The last few days have marked a series of events to commemorate Holocaust Memorial Day, remembering the six million victims who were killed in the concentration camps of Nazi-occupied Europe during World War Two and victims of other conflicts.
They were eventually transported in cattle trains to a number of death camps as part of the “Final Solution”.
Some local Mosques in Dewsbury have also been helping their Maddrassah pupils look at an interesting story linked to Holocaust remembrance. The story is about a brave lady from Britain’s wartime ‘secret army’ of intelligence agents.
Princess Noor-Un-Nisa Inayat Khan’s wealthy family was originally from British India but had moved to London in 1914. She went to a nursery and school in Notting Hill.
Her family then moved to France in 1920 to be closer to their Sufi-Muslim relatives who lived in Suresnes outside Paris. But the family was forced to flee back to England after the outbreak of the Second World War when France was overrun by German troops.
As a Sufi-Muslim lady, although Noor Inayat Khan was deeply pacifist and against violence, she still decided to “do her bit” for the war effort by first joining the Women’s Auxiliary Air Force in 1940, and later volunteering to join the Special Operations Executive (France Section) in June 1941.
Noor Inayat Khan was given special training as a wireless operator to work from inside enemy territory and became the first woman during World War Two to be sent over to Nazi-occupied France in such a role because of her fast and accurate wireless telegraphy skills.
The mission was hazardous and dangerous. Her job was to operate the wireless alone, moving from one location to another, in different French cities or towns where she would be a total stranger.
She would have to transmit information in Morse Code back to her instructors without getting detected by the Gestapo.
Besides the role as an operator, Noor Inayat Khan also spent a large amount of her time giving refuge to fleeing elderly Jewish couples and French-Algerian Muslim families whom she would allow to hide in her attic or barn.
A wireless operator was expected to survive in France for just six weeks before getting captured by the enemy. Yet, Noor Inayat Khan evaded arrest for nearly two years until she was caught in 1943 and taken to Dachau Concentration Camp.

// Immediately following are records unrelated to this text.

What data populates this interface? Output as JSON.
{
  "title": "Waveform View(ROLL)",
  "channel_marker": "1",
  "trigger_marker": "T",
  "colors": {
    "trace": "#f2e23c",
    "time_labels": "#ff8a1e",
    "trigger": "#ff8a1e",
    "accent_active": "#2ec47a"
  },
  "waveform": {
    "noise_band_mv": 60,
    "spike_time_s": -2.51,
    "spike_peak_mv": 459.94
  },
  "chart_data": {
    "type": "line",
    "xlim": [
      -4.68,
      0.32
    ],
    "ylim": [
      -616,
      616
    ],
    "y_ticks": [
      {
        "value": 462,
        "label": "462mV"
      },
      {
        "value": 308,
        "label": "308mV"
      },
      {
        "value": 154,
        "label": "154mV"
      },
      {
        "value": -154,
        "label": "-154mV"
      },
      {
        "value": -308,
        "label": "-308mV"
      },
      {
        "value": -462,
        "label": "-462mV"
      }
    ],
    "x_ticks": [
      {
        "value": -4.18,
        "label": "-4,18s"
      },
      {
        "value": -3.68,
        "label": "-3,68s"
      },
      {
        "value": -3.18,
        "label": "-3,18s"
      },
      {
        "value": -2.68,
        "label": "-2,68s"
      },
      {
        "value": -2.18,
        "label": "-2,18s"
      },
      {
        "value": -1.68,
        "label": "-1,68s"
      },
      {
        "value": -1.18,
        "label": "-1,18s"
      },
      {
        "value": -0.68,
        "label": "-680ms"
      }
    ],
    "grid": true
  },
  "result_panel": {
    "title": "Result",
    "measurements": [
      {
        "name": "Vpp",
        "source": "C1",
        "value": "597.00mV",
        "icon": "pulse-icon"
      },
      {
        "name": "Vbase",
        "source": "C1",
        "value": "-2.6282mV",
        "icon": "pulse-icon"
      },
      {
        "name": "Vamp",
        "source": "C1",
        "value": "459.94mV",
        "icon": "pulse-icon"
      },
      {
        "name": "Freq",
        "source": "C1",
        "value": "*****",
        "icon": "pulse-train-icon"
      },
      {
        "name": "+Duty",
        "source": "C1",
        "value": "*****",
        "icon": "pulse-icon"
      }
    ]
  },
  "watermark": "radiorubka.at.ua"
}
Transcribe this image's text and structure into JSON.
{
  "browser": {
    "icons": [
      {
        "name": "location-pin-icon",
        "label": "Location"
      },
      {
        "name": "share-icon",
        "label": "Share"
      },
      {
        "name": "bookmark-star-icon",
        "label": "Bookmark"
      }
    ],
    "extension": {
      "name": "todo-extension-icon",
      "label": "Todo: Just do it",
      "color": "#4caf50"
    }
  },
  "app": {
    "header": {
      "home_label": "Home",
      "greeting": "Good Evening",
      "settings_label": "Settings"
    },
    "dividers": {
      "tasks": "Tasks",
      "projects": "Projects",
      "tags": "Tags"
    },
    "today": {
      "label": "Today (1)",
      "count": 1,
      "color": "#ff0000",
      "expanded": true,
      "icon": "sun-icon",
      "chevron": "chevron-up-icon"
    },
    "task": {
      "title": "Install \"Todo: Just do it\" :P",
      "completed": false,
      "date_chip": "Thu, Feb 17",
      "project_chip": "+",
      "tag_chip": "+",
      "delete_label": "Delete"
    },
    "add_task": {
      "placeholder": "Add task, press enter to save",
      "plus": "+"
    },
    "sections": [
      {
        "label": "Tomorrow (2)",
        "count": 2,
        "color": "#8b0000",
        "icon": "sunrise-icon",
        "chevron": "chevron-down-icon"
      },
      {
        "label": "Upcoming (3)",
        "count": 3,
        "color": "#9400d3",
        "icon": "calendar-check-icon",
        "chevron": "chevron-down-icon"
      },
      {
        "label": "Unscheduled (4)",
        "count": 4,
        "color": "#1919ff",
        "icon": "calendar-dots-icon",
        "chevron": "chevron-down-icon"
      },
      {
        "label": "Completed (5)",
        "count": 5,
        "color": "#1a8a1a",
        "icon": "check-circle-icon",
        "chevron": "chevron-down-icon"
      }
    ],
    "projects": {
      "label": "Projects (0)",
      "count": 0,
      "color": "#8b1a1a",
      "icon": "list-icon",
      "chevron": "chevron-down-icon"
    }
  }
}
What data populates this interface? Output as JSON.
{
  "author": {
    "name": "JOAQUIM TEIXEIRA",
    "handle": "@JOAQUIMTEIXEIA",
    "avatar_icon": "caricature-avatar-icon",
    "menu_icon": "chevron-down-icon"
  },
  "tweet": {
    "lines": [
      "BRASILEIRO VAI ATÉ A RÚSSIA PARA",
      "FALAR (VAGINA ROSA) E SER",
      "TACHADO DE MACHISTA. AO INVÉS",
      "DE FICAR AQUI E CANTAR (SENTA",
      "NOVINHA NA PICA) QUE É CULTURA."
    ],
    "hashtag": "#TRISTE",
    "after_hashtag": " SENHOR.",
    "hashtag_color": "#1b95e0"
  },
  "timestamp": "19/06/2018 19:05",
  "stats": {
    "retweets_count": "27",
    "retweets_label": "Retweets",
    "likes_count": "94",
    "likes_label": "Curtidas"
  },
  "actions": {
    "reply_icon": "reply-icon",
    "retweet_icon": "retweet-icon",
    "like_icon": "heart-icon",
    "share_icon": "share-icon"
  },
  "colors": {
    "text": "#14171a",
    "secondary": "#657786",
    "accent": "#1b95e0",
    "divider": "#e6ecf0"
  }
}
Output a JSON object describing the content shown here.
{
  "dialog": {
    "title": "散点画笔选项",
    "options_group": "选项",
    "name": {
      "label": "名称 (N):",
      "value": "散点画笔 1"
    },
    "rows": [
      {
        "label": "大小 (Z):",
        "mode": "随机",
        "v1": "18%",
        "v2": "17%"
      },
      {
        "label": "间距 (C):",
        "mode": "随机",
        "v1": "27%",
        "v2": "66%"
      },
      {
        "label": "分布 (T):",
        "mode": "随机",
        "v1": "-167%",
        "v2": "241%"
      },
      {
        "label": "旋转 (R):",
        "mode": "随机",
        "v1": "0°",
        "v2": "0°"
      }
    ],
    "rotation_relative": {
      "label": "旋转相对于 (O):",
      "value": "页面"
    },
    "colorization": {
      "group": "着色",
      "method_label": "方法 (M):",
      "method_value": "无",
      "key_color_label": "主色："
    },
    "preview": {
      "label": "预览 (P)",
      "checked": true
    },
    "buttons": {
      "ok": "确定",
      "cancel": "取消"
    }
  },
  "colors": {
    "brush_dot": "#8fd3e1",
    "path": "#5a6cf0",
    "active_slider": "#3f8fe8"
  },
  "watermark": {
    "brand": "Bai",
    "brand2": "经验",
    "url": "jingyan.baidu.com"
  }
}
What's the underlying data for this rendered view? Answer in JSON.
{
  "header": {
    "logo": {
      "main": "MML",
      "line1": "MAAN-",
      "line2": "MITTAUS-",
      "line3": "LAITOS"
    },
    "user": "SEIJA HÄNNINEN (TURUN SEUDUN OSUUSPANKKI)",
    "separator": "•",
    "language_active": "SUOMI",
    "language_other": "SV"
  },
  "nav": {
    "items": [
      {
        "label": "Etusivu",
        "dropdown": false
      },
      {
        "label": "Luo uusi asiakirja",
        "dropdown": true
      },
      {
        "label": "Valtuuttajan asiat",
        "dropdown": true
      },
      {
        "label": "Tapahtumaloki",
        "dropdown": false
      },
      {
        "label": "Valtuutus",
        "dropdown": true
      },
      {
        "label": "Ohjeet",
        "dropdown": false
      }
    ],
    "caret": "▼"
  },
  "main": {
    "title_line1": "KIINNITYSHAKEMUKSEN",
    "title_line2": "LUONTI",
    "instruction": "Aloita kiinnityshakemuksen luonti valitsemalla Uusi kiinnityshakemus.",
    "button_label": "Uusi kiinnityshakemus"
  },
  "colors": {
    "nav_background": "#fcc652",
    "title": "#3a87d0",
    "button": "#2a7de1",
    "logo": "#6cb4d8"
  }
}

Despite being severely tortured, having her finger and toe-nails pulled out, Noor Inayat Khan was shackled in chains and kept in a dark unlit cold single cell at Dachau for more than a year by the camp’s interrogators.
Despite this she refused to confess anything about her secret work.
The conditions she was kept in at Dachau were so appalling other prisoners used to hear her crying loudly at night.
She was executed by firing squad at dawn on 13 September 1944 to become another of the six million Holocaust victims.